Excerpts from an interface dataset
○ ○ ○ ○
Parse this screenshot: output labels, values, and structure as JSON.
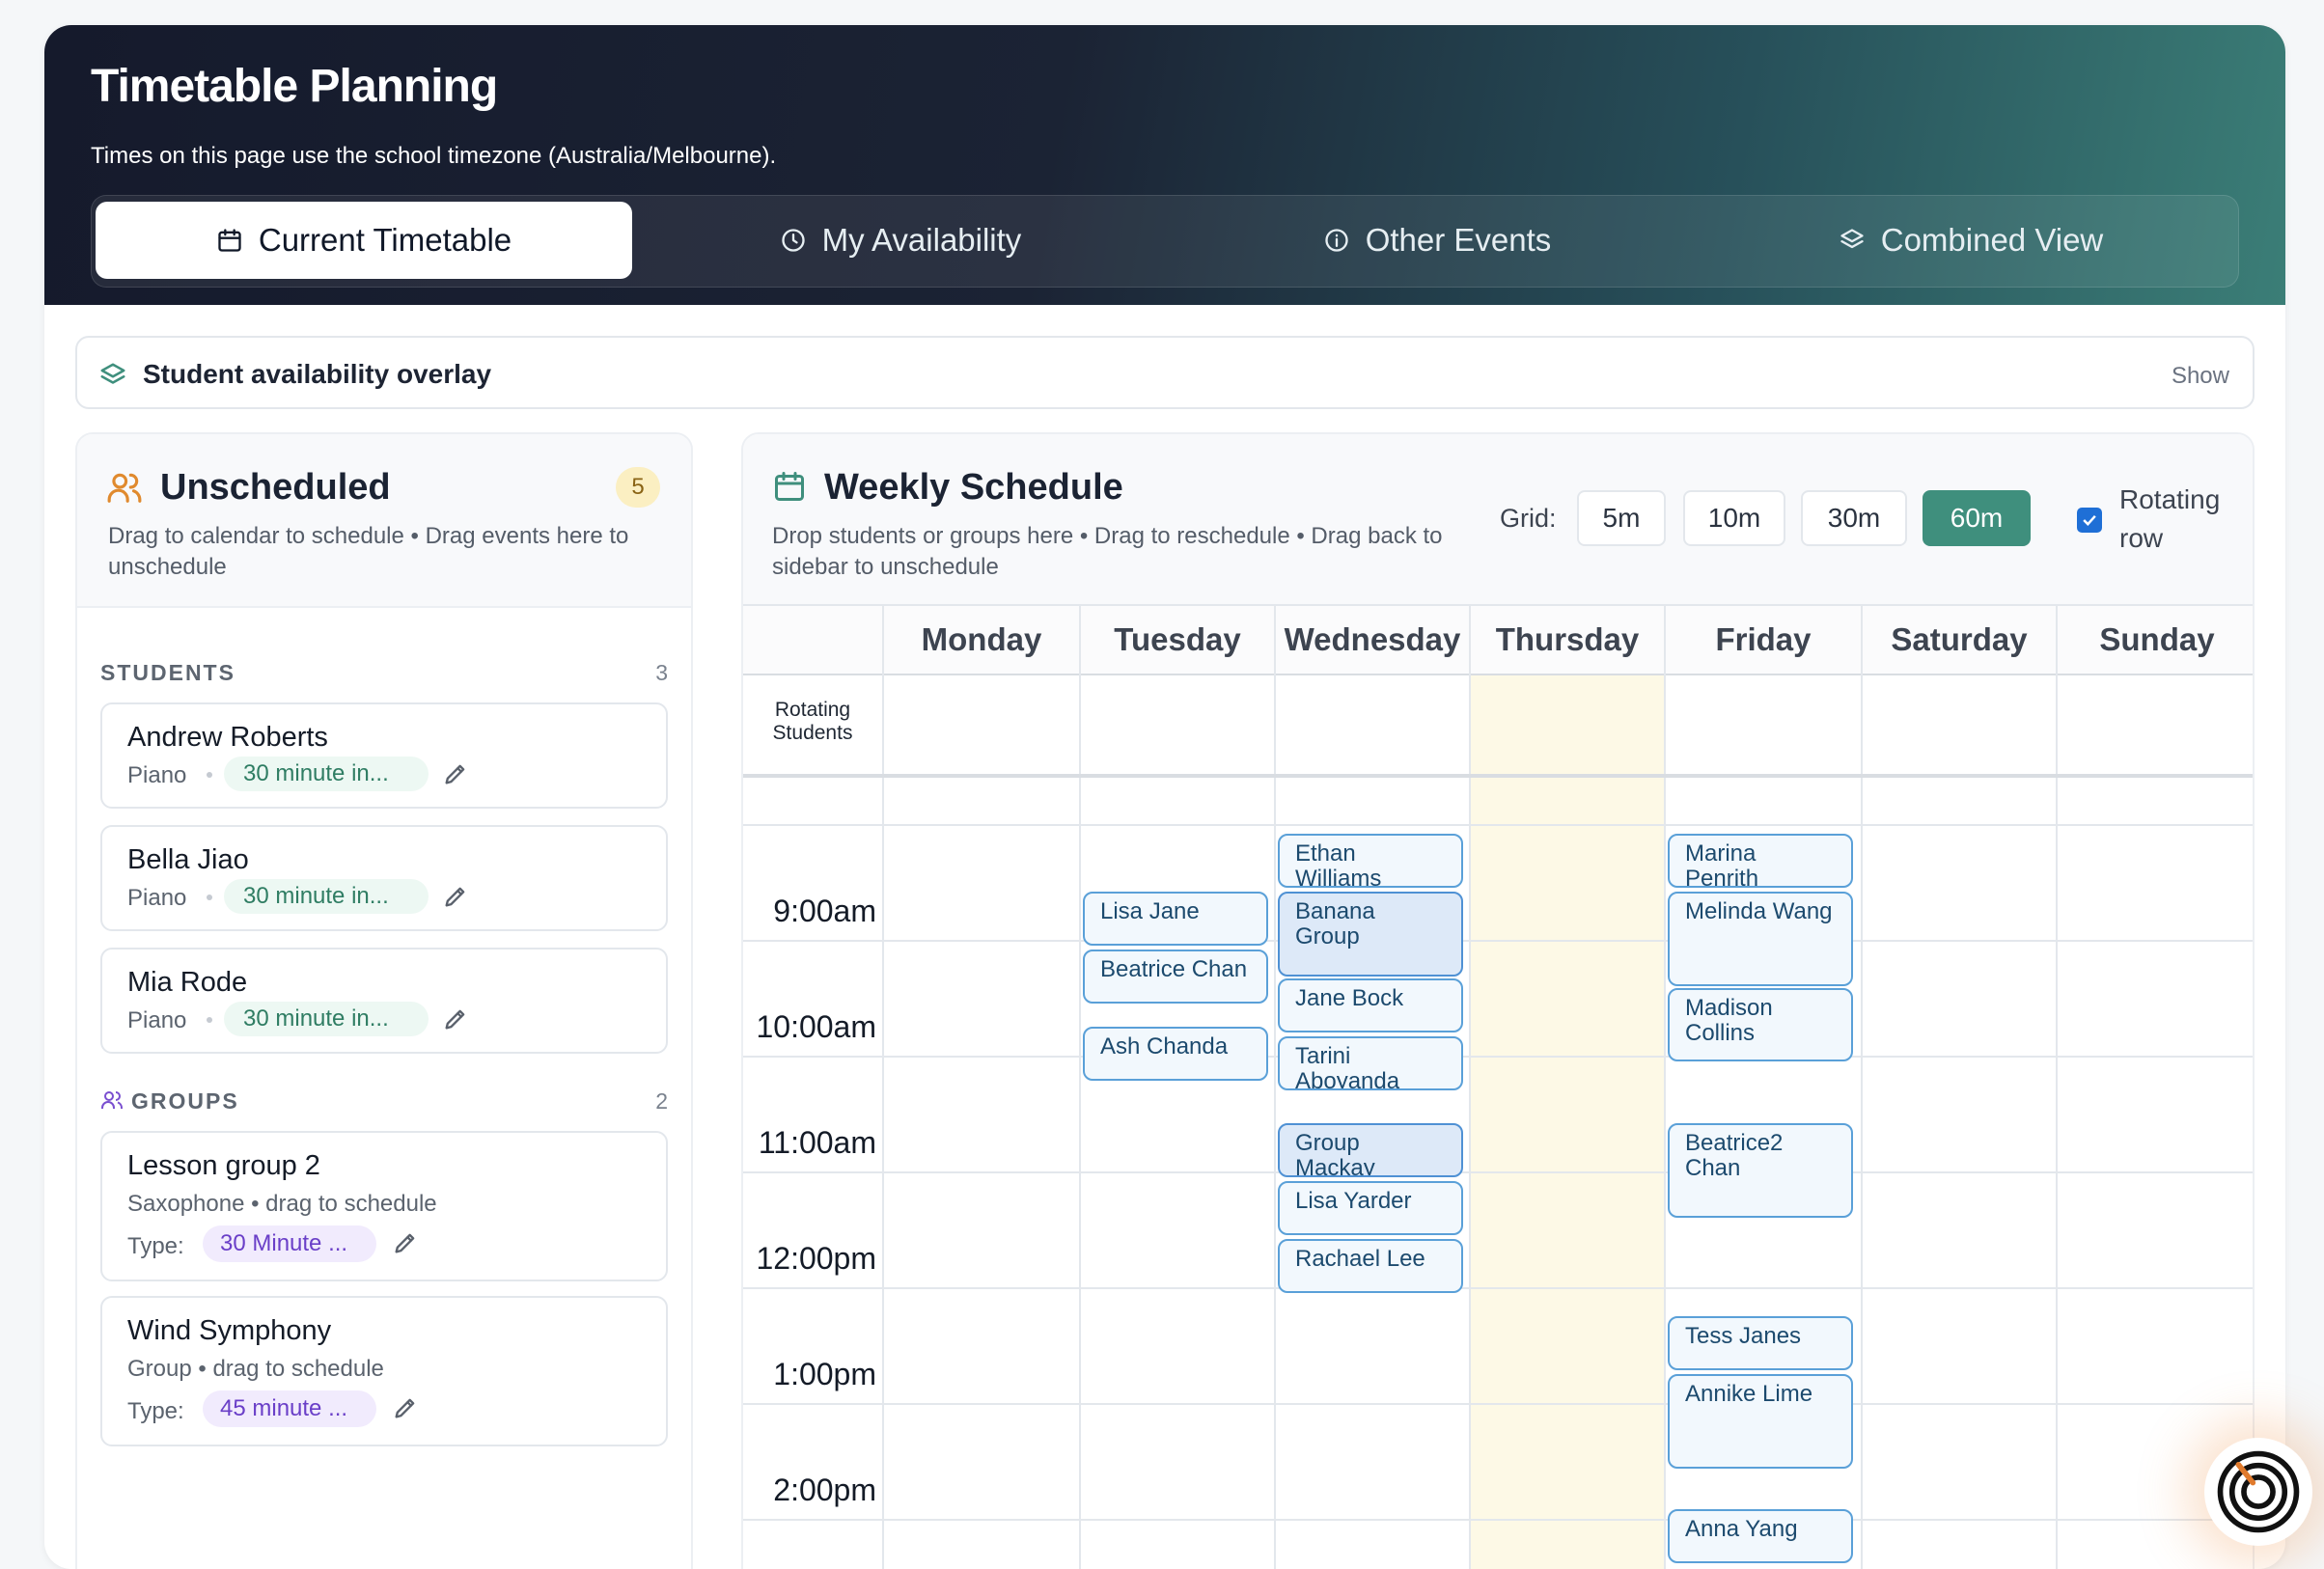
{
  "header": {
    "title": "Timetable Planning",
    "subtitle": "Times on this page use the school timezone (Australia/Melbourne).",
    "tabs": [
      {
        "label": "Current Timetable",
        "icon": "calendar-icon"
      },
      {
        "label": "My Availability",
        "icon": "clock-icon"
      },
      {
        "label": "Other Events",
        "icon": "info-icon"
      },
      {
        "label": "Combined View",
        "icon": "layers-icon"
      }
    ]
  },
  "overlay": {
    "title": "Student availability overlay",
    "action": "Show"
  },
  "sidebar": {
    "title": "Unscheduled",
    "count": "5",
    "description": "Drag to calendar to schedule • Drag events here to unschedule",
    "students_heading": "STUDENTS",
    "students_count": "3",
    "students": [
      {
        "name": "Andrew Roberts",
        "instrument": "Piano",
        "lesson": "30 minute in..."
      },
      {
        "name": "Bella Jiao",
        "instrument": "Piano",
        "lesson": "30 minute in..."
      },
      {
        "name": "Mia Rode",
        "instrument": "Piano",
        "lesson": "30 minute in..."
      }
    ],
    "groups_heading": "GROUPS",
    "groups_count": "2",
    "type_label": "Type:",
    "groups": [
      {
        "name": "Lesson group 2",
        "meta": "Saxophone • drag to schedule",
        "type": "30 Minute ..."
      },
      {
        "name": "Wind Symphony",
        "meta": "Group • drag to schedule",
        "type": "45 minute ..."
      }
    ]
  },
  "schedule": {
    "title": "Weekly Schedule",
    "description": "Drop students or groups here • Drag to reschedule • Drag back to sidebar to unschedule",
    "grid_label": "Grid:",
    "grid_options": [
      "5m",
      "10m",
      "30m",
      "60m"
    ],
    "grid_selected": "60m",
    "rotating_label": "Rotating row",
    "rotating_checked": true,
    "days": [
      "Monday",
      "Tuesday",
      "Wednesday",
      "Thursday",
      "Friday",
      "Saturday",
      "Sunday"
    ],
    "rotating_row_label": "Rotating Students",
    "times": [
      "9:00am",
      "10:00am",
      "11:00am",
      "12:00pm",
      "1:00pm",
      "2:00pm"
    ],
    "events": {
      "tuesday": [
        "Lisa Jane",
        "Beatrice Chan",
        "Ash Chanda"
      ],
      "wednesday": [
        "Ethan Williams",
        "Banana Group",
        "Jane Bock",
        "Tarini Aboyanda",
        "Group Mackay",
        "Lisa Yarder",
        "Rachael Lee"
      ],
      "friday": [
        "Marina Penrith",
        "Melinda Wang",
        "Madison Collins",
        "Beatrice2 Chan",
        "Tess Janes",
        "Annike Lime",
        "Anna Yang"
      ]
    }
  }
}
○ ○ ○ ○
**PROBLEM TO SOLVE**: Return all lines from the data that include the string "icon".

**PROBLEM SOLUTION**:
        "icon": "calendar-icon"
        "icon": "clock-icon"
        "icon": "info-icon"
        "icon": "layers-icon"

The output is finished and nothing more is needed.